Brian Fedora commented that not so long ago, the walnut price that growers earned was 75 cents a pound and now the price stands at $1.80 a pound or higher.
Investing in planting a new walnut orchard, he said, at 75 trees an acre, may require $4,000 an acre to establish the trees. Once planted, the trees do not come into production for approximately four years.
"During the days of 75 cents a pound, it didn't pencil. Now, at $1.80 a pound, it pencils," he said.
Jack Poukish, part-owner and president of Sierra Gold Nurseries in Yuba City, said walnut growers are enjoying a good run fueled by global demand.
"Walnut tree sales have been steady for a good dozen years, but in the last one to two years, the demand has even accelerated and that is due to phenomenal returns to the walnut growers, and people trying to get out of other crops," Poukish said.
"It is not an easy entry into permanent crops," he added. "It does cost money and it is many years before you get first production. But the allure of a fantastic global demand for walnuts and the fact that it is a low-labor crop that is highly mechanized, many growers find that appealing."
Growers interested in walnut trees from Sierra Gold Nurseries are put on a waiting list. There are many orders on the books, Poukish said, but people drop off of the list for various reasons or growers have their name on multiple waiting lists, so "there's always a chance you could get trees next year."

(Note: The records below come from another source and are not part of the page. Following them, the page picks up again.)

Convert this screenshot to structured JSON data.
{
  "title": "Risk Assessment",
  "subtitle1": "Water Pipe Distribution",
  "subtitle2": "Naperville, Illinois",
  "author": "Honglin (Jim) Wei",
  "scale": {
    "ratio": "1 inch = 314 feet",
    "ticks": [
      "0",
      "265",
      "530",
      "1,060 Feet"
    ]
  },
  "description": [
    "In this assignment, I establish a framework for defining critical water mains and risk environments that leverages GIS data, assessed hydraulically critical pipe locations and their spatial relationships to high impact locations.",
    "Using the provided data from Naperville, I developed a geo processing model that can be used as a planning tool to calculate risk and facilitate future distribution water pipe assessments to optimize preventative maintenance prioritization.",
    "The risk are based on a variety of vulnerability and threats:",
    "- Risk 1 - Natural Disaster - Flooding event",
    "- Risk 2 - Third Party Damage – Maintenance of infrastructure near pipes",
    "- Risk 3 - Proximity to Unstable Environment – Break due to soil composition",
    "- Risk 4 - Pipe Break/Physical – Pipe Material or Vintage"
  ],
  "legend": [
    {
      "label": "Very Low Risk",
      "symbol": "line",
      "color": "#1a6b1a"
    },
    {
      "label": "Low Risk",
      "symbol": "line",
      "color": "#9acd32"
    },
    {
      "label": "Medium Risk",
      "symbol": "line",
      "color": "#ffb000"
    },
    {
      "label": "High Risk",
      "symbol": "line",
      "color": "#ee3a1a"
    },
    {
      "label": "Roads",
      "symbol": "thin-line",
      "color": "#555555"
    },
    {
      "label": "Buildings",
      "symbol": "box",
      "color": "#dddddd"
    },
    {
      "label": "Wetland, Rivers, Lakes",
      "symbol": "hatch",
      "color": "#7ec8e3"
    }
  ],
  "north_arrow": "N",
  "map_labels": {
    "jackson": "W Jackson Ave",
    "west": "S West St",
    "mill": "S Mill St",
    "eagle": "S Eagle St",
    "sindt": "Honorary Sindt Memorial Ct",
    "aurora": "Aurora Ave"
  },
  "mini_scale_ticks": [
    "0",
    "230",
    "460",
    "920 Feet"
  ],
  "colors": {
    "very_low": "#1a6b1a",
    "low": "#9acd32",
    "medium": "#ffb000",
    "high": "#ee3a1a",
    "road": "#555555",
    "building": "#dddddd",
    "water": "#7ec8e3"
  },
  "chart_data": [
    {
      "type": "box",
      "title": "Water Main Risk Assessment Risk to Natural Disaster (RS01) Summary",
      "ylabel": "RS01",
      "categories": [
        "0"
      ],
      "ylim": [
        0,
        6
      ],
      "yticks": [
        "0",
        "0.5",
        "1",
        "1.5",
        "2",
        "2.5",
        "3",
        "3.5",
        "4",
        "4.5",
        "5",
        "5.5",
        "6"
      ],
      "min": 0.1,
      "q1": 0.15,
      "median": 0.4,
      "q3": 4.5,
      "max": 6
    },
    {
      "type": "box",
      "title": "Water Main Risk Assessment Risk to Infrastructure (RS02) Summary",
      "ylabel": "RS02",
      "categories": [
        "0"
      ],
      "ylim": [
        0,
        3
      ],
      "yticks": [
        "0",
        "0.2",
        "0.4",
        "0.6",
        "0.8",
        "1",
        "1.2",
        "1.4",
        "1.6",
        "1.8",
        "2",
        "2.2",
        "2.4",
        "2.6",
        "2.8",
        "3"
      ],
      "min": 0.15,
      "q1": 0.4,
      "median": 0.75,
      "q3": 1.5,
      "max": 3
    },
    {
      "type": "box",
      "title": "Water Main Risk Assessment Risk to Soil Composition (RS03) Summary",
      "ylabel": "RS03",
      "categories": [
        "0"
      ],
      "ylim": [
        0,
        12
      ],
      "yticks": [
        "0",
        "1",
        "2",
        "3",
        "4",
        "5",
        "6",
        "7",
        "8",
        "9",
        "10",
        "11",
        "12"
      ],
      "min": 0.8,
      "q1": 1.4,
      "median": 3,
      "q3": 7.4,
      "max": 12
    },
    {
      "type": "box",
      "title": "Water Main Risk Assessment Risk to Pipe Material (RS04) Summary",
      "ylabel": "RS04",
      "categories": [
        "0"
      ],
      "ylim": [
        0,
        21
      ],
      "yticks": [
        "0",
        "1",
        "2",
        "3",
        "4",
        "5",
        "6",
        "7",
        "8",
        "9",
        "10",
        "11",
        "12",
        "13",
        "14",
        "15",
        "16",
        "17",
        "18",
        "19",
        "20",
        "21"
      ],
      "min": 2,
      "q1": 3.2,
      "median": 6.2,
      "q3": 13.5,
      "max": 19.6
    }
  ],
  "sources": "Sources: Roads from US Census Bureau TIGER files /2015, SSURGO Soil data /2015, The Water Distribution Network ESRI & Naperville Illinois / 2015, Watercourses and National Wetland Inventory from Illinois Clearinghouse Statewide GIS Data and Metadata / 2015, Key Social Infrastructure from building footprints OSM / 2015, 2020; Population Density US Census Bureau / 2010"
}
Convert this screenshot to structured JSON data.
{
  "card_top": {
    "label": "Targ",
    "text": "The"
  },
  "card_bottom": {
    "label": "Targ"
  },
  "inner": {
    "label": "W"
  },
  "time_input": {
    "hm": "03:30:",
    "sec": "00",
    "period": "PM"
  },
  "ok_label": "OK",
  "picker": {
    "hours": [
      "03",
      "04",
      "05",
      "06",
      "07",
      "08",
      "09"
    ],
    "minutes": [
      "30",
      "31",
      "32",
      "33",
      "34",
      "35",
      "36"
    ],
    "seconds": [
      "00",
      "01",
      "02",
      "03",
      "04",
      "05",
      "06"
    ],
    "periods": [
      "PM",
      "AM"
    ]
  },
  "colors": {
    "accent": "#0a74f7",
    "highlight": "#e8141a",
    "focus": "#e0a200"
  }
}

"Walnut trees are not an easy nursery item to grow. It requires specialized propagation material whether you are starting rootstocks from seed or from clonal plants that are lab-generated," Poukish said. "Most walnut nurseries have tried to increase production, but it is not a fast increase. Everyone is sold out for this year and booked up next year."
To help expand harvest at different times of the year, Poukish said that through the University of California walnut breeding program, a new, earlier-harvesting variety was released last year called Solano, which he said produces well and has high-quality, light kernels. Once this variety becomes more widely used, it may help reduce the burden on processors who handle the Chandler variety.
Growers have seen an increase in demand for walnuts both domestically and around the world, Sib Fedora said, because the health benefits of walnuts are being discovered.
"Research that has been done in just the last 10 years indicates that walnuts have been shown to protect against breast cancer and prostate cancer, and they are high in omega 3 fatty acids, so because of these health benefits, now more affluent countries are buying more California walnuts," he said.
Crow said he is also excited about the recent success of California walnuts.
"A lot of cultures have decided to add walnuts to their diets. It is great to have that mix of nut crops that the world wants, so it's a great place to be," he said.
(Christine Souza is an assistant editor of Ag Alert. She may be contacted at firstname.lastname@example.org.)
Permission for use is granted, however, credit must be made to the California Farm Bureau Federation when reprinting this item.